### GOAL OF THE EXERCISE
Please find all lines in the data that hold the string "scroll" and copy them.

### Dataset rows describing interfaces
"""
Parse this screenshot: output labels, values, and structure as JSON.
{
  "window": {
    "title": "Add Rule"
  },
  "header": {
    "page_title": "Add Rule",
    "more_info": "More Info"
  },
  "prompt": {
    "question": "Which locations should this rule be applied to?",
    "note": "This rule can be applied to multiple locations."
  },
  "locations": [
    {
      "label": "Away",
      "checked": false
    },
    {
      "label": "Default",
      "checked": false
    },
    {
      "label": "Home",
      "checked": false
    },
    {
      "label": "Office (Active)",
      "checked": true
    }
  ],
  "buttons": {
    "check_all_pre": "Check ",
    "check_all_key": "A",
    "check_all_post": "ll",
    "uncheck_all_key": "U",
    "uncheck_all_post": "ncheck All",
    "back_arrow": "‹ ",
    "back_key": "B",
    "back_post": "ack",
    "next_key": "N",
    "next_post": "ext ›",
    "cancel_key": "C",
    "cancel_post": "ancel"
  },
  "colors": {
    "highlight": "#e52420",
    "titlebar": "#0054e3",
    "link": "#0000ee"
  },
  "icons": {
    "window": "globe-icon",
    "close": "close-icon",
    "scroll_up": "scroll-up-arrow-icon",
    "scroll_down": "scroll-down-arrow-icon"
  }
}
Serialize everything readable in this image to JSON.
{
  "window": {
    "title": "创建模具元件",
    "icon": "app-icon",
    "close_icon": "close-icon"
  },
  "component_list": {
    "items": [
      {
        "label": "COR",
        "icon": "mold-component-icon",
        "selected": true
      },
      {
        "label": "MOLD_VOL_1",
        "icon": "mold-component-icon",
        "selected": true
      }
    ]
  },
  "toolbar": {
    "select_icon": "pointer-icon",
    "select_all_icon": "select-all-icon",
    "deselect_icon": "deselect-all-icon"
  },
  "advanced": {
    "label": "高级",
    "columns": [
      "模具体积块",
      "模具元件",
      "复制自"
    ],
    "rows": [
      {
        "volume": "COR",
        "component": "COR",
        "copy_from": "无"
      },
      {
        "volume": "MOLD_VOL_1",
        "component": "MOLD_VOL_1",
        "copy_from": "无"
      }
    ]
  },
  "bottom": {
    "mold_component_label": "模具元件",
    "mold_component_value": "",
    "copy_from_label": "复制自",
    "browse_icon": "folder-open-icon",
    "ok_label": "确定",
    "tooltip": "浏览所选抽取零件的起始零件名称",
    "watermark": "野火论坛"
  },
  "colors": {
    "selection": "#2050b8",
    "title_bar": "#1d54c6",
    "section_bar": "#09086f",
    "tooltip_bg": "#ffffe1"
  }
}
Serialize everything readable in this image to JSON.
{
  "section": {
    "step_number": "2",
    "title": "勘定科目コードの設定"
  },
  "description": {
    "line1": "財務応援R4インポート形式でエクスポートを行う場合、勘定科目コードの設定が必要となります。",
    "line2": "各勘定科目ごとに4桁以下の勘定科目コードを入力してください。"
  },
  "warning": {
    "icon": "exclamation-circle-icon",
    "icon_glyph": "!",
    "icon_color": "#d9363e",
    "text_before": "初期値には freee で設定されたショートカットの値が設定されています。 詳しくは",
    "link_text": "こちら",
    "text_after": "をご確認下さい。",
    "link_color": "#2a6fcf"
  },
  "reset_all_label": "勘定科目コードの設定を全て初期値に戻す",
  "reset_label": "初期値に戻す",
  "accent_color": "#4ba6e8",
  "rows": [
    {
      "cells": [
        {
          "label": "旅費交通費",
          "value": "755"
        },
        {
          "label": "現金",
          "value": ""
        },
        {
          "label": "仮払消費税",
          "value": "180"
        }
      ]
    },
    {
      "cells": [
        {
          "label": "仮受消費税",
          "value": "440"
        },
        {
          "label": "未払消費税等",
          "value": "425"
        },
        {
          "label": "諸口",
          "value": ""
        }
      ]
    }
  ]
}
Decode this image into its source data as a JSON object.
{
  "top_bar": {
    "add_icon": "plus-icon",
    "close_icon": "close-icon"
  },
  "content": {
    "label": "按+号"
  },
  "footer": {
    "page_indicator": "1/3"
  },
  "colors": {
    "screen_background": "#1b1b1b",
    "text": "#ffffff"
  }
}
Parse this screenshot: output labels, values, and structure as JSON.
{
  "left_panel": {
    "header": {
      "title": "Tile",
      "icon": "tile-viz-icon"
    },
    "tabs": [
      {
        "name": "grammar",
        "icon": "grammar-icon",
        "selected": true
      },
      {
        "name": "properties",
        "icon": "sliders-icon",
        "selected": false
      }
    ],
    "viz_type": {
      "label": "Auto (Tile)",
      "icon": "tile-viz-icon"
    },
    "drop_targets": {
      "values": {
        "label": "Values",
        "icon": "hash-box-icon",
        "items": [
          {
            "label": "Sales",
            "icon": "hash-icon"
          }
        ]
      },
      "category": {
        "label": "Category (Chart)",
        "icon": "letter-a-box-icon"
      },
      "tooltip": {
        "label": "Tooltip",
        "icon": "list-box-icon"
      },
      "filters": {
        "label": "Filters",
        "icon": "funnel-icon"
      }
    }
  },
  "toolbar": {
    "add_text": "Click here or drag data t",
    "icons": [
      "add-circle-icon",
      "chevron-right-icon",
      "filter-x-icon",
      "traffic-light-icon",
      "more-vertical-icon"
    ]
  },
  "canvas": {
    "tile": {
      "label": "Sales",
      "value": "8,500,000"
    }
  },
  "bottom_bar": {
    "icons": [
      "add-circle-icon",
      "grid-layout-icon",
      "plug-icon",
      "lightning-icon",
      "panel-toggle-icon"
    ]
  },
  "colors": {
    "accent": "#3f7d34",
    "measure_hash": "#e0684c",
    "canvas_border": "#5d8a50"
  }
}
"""
### PROBLEM SOLUTION
    "scroll_up": "scroll-up-arrow-icon",
    "scroll_down": "scroll-down-arrow-icon"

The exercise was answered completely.